As I described last week, I participated in my college’s “We Stand Against Hate” series. While my talk commemorated International Holocaust Day, I didn’t speak directly about anti-Semitism. Instead, I focused on my experiences in the Holocaust and the connections that I have made between that horrible event and the eventualities of climate change under business as usual practices. I included my encounters with both Holocaust and climate change deniers.
I also showed some of the anti-Semitic caricatures that I received in my mailbox at the university (see my December 3, 2019 blog) and talked of British climate activist Roger Hallam’s alleged belittling of the Holocaust experience in comparison to the dangers we can expect from unmitigated climate change.
One of the anti-Semitic cartoons I received in the mail
I talked to both my wife and the college president’s chief of staff when I was first considering using the caricatures in my talk. Both objected to the inclusion. My wife protested because she saw them as irrelevant to the talk; the chief of staff thought that the writing at the bottom would be unreadable. In the end, I kept them in regardless.
One of my colleagues in the Chemistry Department emailed me an Atlantic article by Walter Reich that came out the same day as my talk.
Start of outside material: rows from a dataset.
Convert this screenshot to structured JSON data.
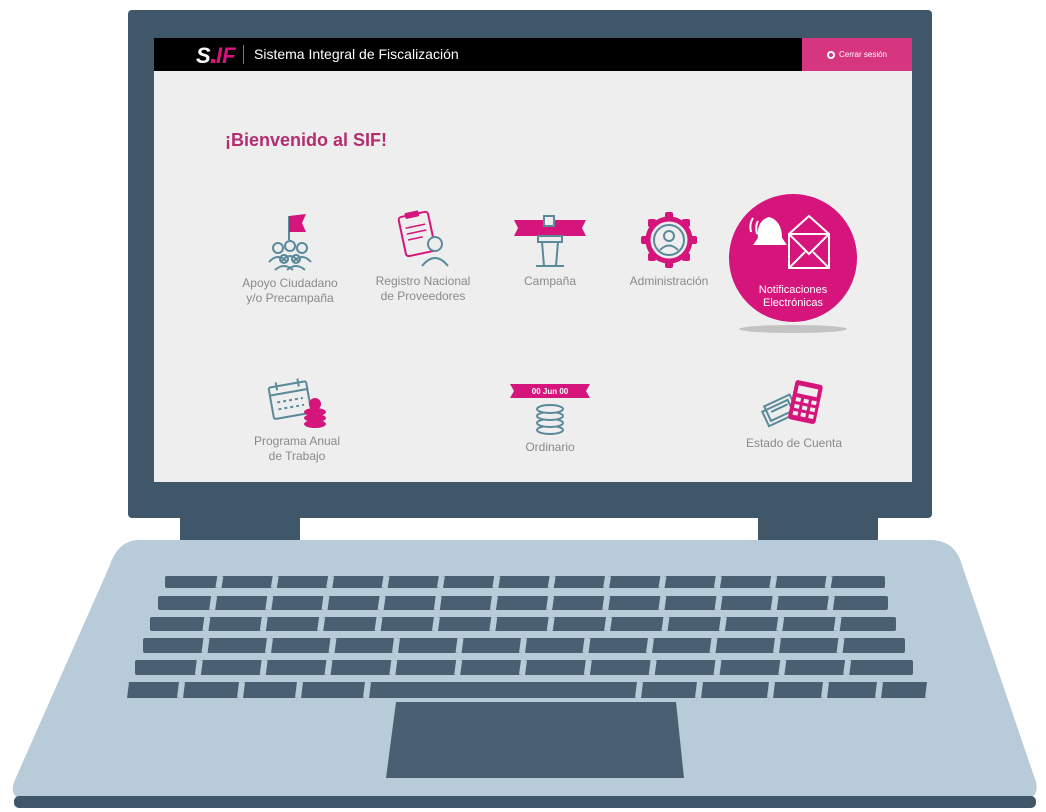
{
  "colors": {
    "brand_pink": "#d6157c",
    "title_pink": "#b32d6f",
    "topbar": "#000000",
    "screen_bg": "#eeeeee",
    "bezel": "#3f5768",
    "laptop_body": "#b8cbd8",
    "keys": "#4a6072"
  },
  "header": {
    "logo_text": "SIF",
    "app_title": "Sistema Integral de Fiscalización",
    "logout_label": "Cerrar sesión",
    "logout_icon": "power-icon"
  },
  "welcome_title": "¡Bienvenido al SIF!",
  "modules": [
    {
      "id": "apoyo",
      "line1": "Apoyo Ciudadano",
      "line2": "y/o Precampaña",
      "icon": "flag-people-icon"
    },
    {
      "id": "registro",
      "line1": "Registro Nacional",
      "line2": "de Proveedores",
      "icon": "clipboard-person-icon"
    },
    {
      "id": "campana",
      "line1": "Campaña",
      "icon": "podium-banner-icon"
    },
    {
      "id": "administracion",
      "line1": "Administración",
      "icon": "gear-person-icon"
    },
    {
      "id": "notificaciones",
      "line1": "Notificaciones",
      "line2": "Electrónicas",
      "icon": "bell-envelope-icon",
      "active": true
    },
    {
      "id": "programa",
      "line1": "Programa Anual",
      "line2": "de Trabajo",
      "icon": "calendar-coins-icon"
    },
    {
      "id": "ordinario",
      "line1": "Ordinario",
      "icon": "coins-date-icon",
      "banner_text": "00 Jun 00"
    },
    {
      "id": "estado",
      "line1": "Estado de Cuenta",
      "icon": "calculator-bills-icon"
    }
  ]
}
I have emphasized the segment below that addresses the conflation of anti-Jewish sentiments with objections to Israel’s policies toward Palestinians.
On January 27, 1945, Soviet troops liberated Auschwitz. The date is now consecrated as International Holocaust Remembrance Day, as the world vowed never to allow murderous anti-Semitism to recur. Yet 75 years later, attacking Jews has once again become socially acceptable in many countries—across the left-right ideological spectrum, and among different groups that blame Jews for their grievances and oppression.
The recent eruptions of anti- Semitism in America have awakened us to a prejudice that has long resided, in quiet ways and in many forms, in this country. And the part of it that now disguises itself as anti-Zionism—hatred of the Jewish state that was established in the wake of the Holocaust as a refuge for Jews—has even seemed, to some, virtuous, a sentiment they believe puts them in humanity’s moral vanguard.
And anti-Semitism has returned, in part, because the general public’s knowledge about the Holocaust— of what exactly it was, who exactly was murdered in it, how many were killed, and how anti-Semitism spawned it—has diminished. For a time, that knowledge discredited anti-Semitism and those who indulged in it. But the passing of survivors who experienced the Holocaust and could testify to it, the denial and minimization of the Holocaust, and the hijacking of the word itself to advance numerous other causes, great and small, all combined to diminish its memory. The horrifying knowledge of where anti-Semitism can lead has been, in large measure, lost in a miasma of forgetting, ignorance, denial, confusion, appropriation, and obfuscation.
Indeed, the writing at the bottom of the cartoon above talks about the suffering of the Palestinians. For me, however, the images sting much worse than the writing. They are based on old, anti-Semitic tropes and their message is clear: if the Nazis had finished their job and murdered all Jews, the Palestinian problem wouldn’t exist. That is anti-Semitism reduced to its essence.
Figures 1 and 2, compiled from Anti-Defamation League data, show some recent trends. Anti-Semitic incidents in the US are clearly on the rise, as is the anti-Semitic sentimentally within the Middle East and the North African countries. These clearly reflect the consequences of successfully equating anti-Jewish and anti-Israeli sentiments.
Figure 1 – Anti-Semitism within the US
Figure 2 – Global anti-Semitism
One can argue with the Anti-Defamation League’s definition of anti-Semitism; it is, itself, a Jewish organization. However, it is much more difficult to argue with the statement that the cartoons make about people of my background.